• [Action item] Using the data below, tally the lines that include the string "Jamie". Only the number is wanted.

Segment Open

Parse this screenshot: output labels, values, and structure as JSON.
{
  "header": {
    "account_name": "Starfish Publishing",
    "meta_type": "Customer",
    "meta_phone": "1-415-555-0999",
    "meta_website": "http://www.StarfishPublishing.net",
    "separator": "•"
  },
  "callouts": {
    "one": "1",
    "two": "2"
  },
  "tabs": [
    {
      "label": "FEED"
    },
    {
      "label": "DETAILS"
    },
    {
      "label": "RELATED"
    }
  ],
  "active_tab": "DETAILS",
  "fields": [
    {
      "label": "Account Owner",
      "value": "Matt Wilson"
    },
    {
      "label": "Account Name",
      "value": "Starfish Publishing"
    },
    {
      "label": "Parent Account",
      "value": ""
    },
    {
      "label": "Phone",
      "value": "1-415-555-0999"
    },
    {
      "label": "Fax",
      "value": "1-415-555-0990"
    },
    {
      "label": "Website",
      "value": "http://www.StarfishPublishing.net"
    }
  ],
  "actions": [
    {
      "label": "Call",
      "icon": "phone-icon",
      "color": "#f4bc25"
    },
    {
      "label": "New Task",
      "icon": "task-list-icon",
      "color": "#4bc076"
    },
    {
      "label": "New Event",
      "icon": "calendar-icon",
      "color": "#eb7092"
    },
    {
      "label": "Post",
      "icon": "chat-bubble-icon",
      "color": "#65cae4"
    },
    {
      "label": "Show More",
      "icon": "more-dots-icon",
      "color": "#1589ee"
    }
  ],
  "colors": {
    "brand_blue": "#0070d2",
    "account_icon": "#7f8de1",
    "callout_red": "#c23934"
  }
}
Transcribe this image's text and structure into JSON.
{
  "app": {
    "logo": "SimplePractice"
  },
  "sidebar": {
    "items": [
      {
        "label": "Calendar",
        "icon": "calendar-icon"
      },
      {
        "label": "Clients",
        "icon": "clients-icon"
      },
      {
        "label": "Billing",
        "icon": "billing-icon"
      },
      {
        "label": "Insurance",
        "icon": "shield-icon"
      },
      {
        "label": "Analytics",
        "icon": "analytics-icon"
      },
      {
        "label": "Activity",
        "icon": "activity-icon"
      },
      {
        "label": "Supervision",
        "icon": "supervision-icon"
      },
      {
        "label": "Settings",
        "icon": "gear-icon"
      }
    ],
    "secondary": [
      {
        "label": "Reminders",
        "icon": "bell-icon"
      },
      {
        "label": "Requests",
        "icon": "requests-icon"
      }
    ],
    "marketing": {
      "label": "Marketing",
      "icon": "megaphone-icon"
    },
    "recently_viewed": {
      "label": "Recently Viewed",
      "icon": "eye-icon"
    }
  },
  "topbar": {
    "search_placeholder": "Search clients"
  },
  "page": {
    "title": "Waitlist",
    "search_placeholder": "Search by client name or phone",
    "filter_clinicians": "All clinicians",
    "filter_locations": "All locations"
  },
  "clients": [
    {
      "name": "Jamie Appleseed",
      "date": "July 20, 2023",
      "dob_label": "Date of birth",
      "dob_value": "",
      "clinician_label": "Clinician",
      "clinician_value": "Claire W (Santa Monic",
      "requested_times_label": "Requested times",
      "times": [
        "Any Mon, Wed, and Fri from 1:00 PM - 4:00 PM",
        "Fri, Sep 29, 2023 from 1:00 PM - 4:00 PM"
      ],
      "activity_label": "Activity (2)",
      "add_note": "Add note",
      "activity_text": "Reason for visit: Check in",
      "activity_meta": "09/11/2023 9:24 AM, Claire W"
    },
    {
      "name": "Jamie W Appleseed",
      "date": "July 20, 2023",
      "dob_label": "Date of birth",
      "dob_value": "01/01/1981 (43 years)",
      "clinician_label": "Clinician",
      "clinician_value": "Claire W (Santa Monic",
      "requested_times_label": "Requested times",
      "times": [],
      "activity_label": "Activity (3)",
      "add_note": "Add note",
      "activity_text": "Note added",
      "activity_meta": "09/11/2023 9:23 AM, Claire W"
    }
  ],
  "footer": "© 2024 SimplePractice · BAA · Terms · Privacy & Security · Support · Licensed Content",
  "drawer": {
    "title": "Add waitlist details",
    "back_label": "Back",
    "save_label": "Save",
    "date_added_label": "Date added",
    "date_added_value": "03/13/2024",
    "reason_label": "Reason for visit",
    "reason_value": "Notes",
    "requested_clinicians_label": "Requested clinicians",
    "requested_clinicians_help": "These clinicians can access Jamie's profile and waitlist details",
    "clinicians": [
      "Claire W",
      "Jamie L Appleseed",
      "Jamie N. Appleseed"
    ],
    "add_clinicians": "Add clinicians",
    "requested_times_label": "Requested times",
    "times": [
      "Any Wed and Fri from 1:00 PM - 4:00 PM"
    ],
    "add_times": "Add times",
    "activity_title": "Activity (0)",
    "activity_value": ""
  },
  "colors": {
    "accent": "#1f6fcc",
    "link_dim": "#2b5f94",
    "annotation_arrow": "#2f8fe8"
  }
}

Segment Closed

• [Exercise result] 5